**Data for this exercise:**
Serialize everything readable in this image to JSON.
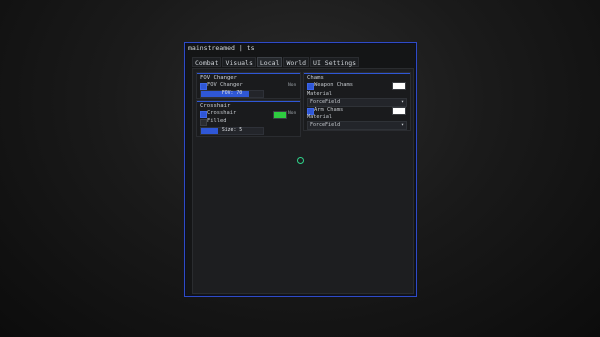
{
  "window": {
    "title": "mainstreamed | ts"
  },
  "tabs": [
    {
      "label": "Combat"
    },
    {
      "label": "Visuals"
    },
    {
      "label": "Local"
    },
    {
      "label": "World"
    },
    {
      "label": "UI Settings"
    }
  ],
  "fov_panel": {
    "title": "FOV Changer",
    "toggle_label": "FOV Changer",
    "keybind": "Non",
    "slider_text": "FOV: 70",
    "slider_fraction": 0.78
  },
  "crosshair_panel": {
    "title": "Crosshair",
    "toggle_label": "Crosshair",
    "keybind": "Non",
    "filled_label": "Filled",
    "slider_text": "Size: 5",
    "slider_fraction": 0.28,
    "color": "#2ecc40"
  },
  "chams_panel": {
    "title": "Chams",
    "weapon_label": "Weapon Chams",
    "weapon_color": "#ffffff",
    "material_label_1": "Material",
    "material_value_1": "ForceField",
    "arm_label": "Arm Chams",
    "arm_color": "#ffffff",
    "material_label_2": "Material",
    "material_value_2": "ForceField"
  },
  "colors": {
    "accent": "#2f57d6",
    "border": "#2f4bc7"
  }
}
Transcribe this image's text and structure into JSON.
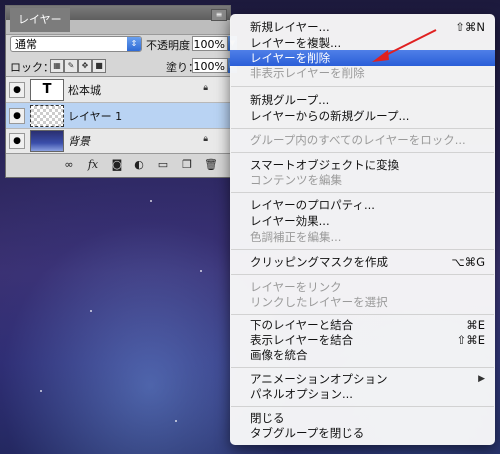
{
  "panel": {
    "tab_label": "レイヤー",
    "blend_mode": "通常",
    "opacity_label": "不透明度：",
    "opacity_value": "100%",
    "lock_label": "ロック：",
    "fill_label": "塗り：",
    "fill_value": "100%",
    "layers": [
      {
        "name": "松本城",
        "thumb": "T",
        "type": "text",
        "locked": true,
        "selected": false
      },
      {
        "name": "レイヤー 1",
        "thumb": "",
        "type": "transparent",
        "locked": false,
        "selected": true
      },
      {
        "name": "背景",
        "thumb": "",
        "type": "image",
        "locked": true,
        "selected": false
      }
    ],
    "footer_icons": [
      "link-icon",
      "fx-icon",
      "mask-icon",
      "adjustment-icon",
      "folder-icon",
      "new-layer-icon",
      "trash-icon"
    ]
  },
  "menu": {
    "items": [
      {
        "label": "新規レイヤー...",
        "shortcut": "⇧⌘N",
        "disabled": false,
        "highlighted": false
      },
      {
        "label": "レイヤーを複製...",
        "shortcut": "",
        "disabled": false,
        "highlighted": false
      },
      {
        "label": "レイヤーを削除",
        "shortcut": "",
        "disabled": false,
        "highlighted": true
      },
      {
        "label": "非表示レイヤーを削除",
        "shortcut": "",
        "disabled": true,
        "highlighted": false
      },
      {
        "label": "新規グループ...",
        "shortcut": "",
        "disabled": false,
        "highlighted": false
      },
      {
        "label": "レイヤーからの新規グループ...",
        "shortcut": "",
        "disabled": false,
        "highlighted": false
      },
      {
        "label": "グループ内のすべてのレイヤーをロック...",
        "shortcut": "",
        "disabled": true,
        "highlighted": false
      },
      {
        "label": "スマートオブジェクトに変換",
        "shortcut": "",
        "disabled": false,
        "highlighted": false
      },
      {
        "label": "コンテンツを編集",
        "shortcut": "",
        "disabled": true,
        "highlighted": false
      },
      {
        "label": "レイヤーのプロパティ...",
        "shortcut": "",
        "disabled": false,
        "highlighted": false
      },
      {
        "label": "レイヤー効果...",
        "shortcut": "",
        "disabled": false,
        "highlighted": false
      },
      {
        "label": "色調補正を編集...",
        "shortcut": "",
        "disabled": true,
        "highlighted": false
      },
      {
        "label": "クリッピングマスクを作成",
        "shortcut": "⌥⌘G",
        "disabled": false,
        "highlighted": false
      },
      {
        "label": "レイヤーをリンク",
        "shortcut": "",
        "disabled": true,
        "highlighted": false
      },
      {
        "label": "リンクしたレイヤーを選択",
        "shortcut": "",
        "disabled": true,
        "highlighted": false
      },
      {
        "label": "下のレイヤーと結合",
        "shortcut": "⌘E",
        "disabled": false,
        "highlighted": false
      },
      {
        "label": "表示レイヤーを結合",
        "shortcut": "⇧⌘E",
        "disabled": false,
        "highlighted": false
      },
      {
        "label": "画像を統合",
        "shortcut": "",
        "disabled": false,
        "highlighted": false
      },
      {
        "label": "アニメーションオプション",
        "shortcut": "▶",
        "disabled": false,
        "highlighted": false
      },
      {
        "label": "パネルオプション...",
        "shortcut": "",
        "disabled": false,
        "highlighted": false
      },
      {
        "label": "閉じる",
        "shortcut": "",
        "disabled": false,
        "highlighted": false
      },
      {
        "label": "タブグループを閉じる",
        "shortcut": "",
        "disabled": false,
        "highlighted": false
      }
    ]
  },
  "colors": {
    "highlight": "#2a5ed8",
    "annotation_arrow": "#e02020",
    "selected_layer": "#b9d3f3"
  }
}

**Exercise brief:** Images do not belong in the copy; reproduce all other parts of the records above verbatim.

**Answer space:**
Serialize everything readable in this image to JSON.
{
  "window": {
    "title": "mainstreamed | ts"
  },
  "tabs": [
    {
      "label": "Combat"
    },
    {
      "label": "Visuals"
    },
    {
      "label": "Local"
    },
    {
      "label": "World"
    },
    {
      "label": "UI Settings"
    }
  ],
  "fov_panel": {
    "title": "FOV Changer",
    "toggle_label": "FOV Changer",
    "keybind": "Non",
    "slider_text": "FOV: 70",
    "slider_fraction": 0.78
  },
  "crosshair_panel": {
    "title": "Crosshair",
    "toggle_label": "Crosshair",
    "keybind": "Non",
    "filled_label": "Filled",
    "slider_text": "Size: 5",
    "slider_fraction": 0.28,
    "color": "#2ecc40"
  },
  "chams_panel": {
    "title": "Chams",
    "weapon_label": "Weapon Chams",
    "weapon_color": "#ffffff",
    "material_label_1": "Material",
    "material_value_1": "ForceField",
    "arm_label": "Arm Chams",
    "arm_color": "#ffffff",
    "material_label_2": "Material",
    "material_value_2": "ForceField"
  },
  "colors": {
    "accent": "#2f57d6",
    "border": "#2f4bc7"
  }
}
Transcribe this image's text and structure into JSON.
{
  "panel": {
    "tab_label": "レイヤー",
    "blend_mode": "通常",
    "opacity_label": "不透明度：",
    "opacity_value": "100%",
    "lock_label": "ロック：",
    "fill_label": "塗り：",
    "fill_value": "100%",
    "layers": [
      {
        "name": "松本城",
        "thumb": "T",
        "type": "text",
        "locked": true,
        "selected": false
      },
      {
        "name": "レイヤー 1",
        "thumb": "",
        "type": "transparent",
        "locked": false,
        "selected": true
      },
      {
        "name": "背景",
        "thumb": "",
        "type": "image",
        "locked": true,
        "selected": false
      }
    ],
    "footer_icons": [
      "link-icon",
      "fx-icon",
      "mask-icon",
      "adjustment-icon",
      "folder-icon",
      "new-layer-icon",
      "trash-icon"
    ]
  },
  "menu": {
    "items": [
      {
        "label": "新規レイヤー...",
        "shortcut": "⇧⌘N",
        "disabled": false,
        "highlighted": false
      },
      {
        "label": "レイヤーを複製...",
        "shortcut": "",
        "disabled": false,
        "highlighted": false
      },
      {
        "label": "レイヤーを削除",
        "shortcut": "",
        "disabled": false,
        "highlighted": true
      },
      {
        "label": "非表示レイヤーを削除",
        "shortcut": "",
        "disabled": true,
        "highlighted": false
      },
      {
        "label": "新規グループ...",
        "shortcut": "",
        "disabled": false,
        "highlighted": false
      },
      {
        "label": "レイヤーからの新規グループ...",
        "shortcut": "",
        "disabled": false,
        "highlighted": false
      },
      {
        "label": "グループ内のすべてのレイヤーをロック...",
        "shortcut": "",
        "disabled": true,
        "highlighted": false
      },
      {
        "label": "スマートオブジェクトに変換",
        "shortcut": "",
        "disabled": false,
        "highlighted": false
      },
      {
        "label": "コンテンツを編集",
        "shortcut": "",
        "disabled": true,
        "highlighted": false
      },
      {
        "label": "レイヤーのプロパティ...",
        "shortcut": "",
        "disabled": false,
        "highlighted": false
      },
      {
        "label": "レイヤー効果...",
        "shortcut": "",
        "disabled": false,
        "highlighted": false
      },
      {
        "label": "色調補正を編集...",
        "shortcut": "",
        "disabled": true,
        "highlighted": false
      },
      {
        "label": "クリッピングマスクを作成",
        "shortcut": "⌥⌘G",
        "disabled": false,
        "highlighted": false
      },
      {
        "label": "レイヤーをリンク",
        "shortcut": "",
        "disabled": true,
        "highlighted": false
      },
      {
        "label": "リンクしたレイヤーを選択",
        "shortcut": "",
        "disabled": true,
        "highlighted": false
      },
      {
        "label": "下のレイヤーと結合",
        "shortcut": "⌘E",
        "disabled": false,
        "highlighted": false
      },
      {
        "label": "表示レイヤーを結合",
        "shortcut": "⇧⌘E",
        "disabled": false,
        "highlighted": false
      },
      {
        "label": "画像を統合",
        "shortcut": "",
        "disabled": false,
        "highlighted": false
      },
      {
        "label": "アニメーションオプション",
        "shortcut": "▶",
        "disabled": false,
        "highlighted": false
      },
      {
        "label": "パネルオプション...",
        "shortcut": "",
        "disabled": false,
        "highlighted": false
      },
      {
        "label": "閉じる",
        "shortcut": "",
        "disabled": false,
        "highlighted": false
      },
      {
        "label": "タブグループを閉じる",
        "shortcut": "",
        "disabled": false,
        "highlighted": false
      }
    ]
  },
  "colors": {
    "highlight": "#2a5ed8",
    "annotation_arrow": "#e02020",
    "selected_layer": "#b9d3f3"
  }
}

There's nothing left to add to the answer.